The three companies announced on Thursday they have inked a memorandum of understanding for a major integrated reforestation and carbon farming project in Western Australia’s Wheatbelt region, an area the size of Belgium in the south-west of the state.

Having completed an extensive initial assessment of the carbon farming project, the parties are now poised to undertake a more detailed feasibility study into the harvesting and processing of native biomass crops and selected agricultural waste residues, to produce low-carbon renewable biofuels.

The project would see marginal farming land replanted with sustainable, drought-resistant native plant species, which aims to improve the environment and generate Australian carbon credits to help offset the three companies’ future carbon footprints.

Under the MoU, the first planting of native trees is expected to place in the winter of 2023.

The three companies plan to seek collaboration between the sponsors, landowners and rural communities as a priority, with the aim to further diversify the regional agribusiness economy, while supporting Wheatbelt farming communities with local employment and regional infrastructure investment.

“We’re looking forward to working closely with landowners and rural communities, many of whom are our customers, on this important project aimed at supporting the future economy of the Wheatbelt and its community,” ANZ chief executive officer Shayne Elliott said.

INPEX representative director, president and CEO Takayuki Ueda said the project is a positive step towards achieving the company’s sustainable development goals.

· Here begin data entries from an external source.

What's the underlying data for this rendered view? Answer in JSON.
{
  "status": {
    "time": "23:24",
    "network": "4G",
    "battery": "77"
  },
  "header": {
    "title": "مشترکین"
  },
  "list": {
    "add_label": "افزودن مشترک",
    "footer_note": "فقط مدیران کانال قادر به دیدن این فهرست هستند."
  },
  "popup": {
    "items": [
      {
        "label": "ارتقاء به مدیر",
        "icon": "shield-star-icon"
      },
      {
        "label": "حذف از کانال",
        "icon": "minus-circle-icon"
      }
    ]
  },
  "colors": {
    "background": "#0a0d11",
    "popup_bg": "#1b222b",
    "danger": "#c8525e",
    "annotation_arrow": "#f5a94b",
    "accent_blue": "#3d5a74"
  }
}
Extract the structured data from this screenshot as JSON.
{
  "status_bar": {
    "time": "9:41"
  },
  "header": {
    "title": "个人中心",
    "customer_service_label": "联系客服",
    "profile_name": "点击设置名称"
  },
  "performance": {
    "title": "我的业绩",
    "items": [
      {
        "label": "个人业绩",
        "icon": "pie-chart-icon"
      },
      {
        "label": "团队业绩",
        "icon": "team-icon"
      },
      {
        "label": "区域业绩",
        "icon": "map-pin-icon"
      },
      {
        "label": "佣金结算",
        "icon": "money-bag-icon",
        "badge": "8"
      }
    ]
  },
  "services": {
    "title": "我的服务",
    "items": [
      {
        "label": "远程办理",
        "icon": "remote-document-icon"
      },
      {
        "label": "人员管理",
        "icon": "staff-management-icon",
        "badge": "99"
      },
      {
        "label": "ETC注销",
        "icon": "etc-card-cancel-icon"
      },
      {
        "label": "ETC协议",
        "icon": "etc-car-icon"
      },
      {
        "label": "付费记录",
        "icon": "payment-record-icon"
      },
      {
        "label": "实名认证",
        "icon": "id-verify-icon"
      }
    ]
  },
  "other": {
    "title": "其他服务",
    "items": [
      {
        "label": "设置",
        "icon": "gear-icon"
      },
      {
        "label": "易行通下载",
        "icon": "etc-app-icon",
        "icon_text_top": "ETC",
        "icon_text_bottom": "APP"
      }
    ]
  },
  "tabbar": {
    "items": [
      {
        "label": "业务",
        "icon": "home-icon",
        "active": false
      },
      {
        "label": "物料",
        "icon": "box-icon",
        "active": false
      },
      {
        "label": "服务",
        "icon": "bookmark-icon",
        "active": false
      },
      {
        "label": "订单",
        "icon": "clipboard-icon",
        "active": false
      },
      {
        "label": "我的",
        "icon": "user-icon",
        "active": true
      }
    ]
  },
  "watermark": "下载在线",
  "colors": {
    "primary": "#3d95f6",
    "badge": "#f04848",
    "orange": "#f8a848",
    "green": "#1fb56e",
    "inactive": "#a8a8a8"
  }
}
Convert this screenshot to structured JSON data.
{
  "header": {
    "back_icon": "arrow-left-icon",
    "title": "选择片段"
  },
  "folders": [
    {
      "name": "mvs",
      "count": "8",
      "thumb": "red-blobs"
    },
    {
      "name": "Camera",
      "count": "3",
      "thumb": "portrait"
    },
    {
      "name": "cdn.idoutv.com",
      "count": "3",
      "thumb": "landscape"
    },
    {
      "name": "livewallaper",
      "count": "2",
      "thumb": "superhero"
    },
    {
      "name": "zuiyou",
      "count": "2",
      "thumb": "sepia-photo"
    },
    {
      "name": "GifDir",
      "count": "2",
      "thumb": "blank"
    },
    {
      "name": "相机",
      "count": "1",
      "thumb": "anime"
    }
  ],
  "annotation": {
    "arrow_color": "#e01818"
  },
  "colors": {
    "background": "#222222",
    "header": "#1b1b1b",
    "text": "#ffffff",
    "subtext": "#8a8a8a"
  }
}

“We look forward to realising this exciting collaboration, working closely with Wheatbelt communities, landowners and stakeholders and our fellow MoU sponsors ANZ and Qantas,” Mr Ueda said.

According to Qantas CEO Alan Joyce, the “partnership ticks a lot of boxes”.

“It’s supporting the environment in an iconic part of the Australian landscape, creating carbon credits, and potentially contributing to a future domestic SAF industry with all of the jobs and opportunities that will come with that,” Mr Joyce said.

Also on Thursday, Qantas vowed to cut its carbon emissions by 25 per cent by 2030, before achieving its net zero target in 2050.

Maja Garaca Djurdjevic

Maja Garaca Djurdjevic

Maja's career in journalism spans well over a decade across finance, business and politics. Now an experienced editor and reporter across all elements of the financial services sector, prior to joining Momentum Media, Maja reported for several established news outlets in Southeast Europe, scrutinising key processes in post-conflict societies.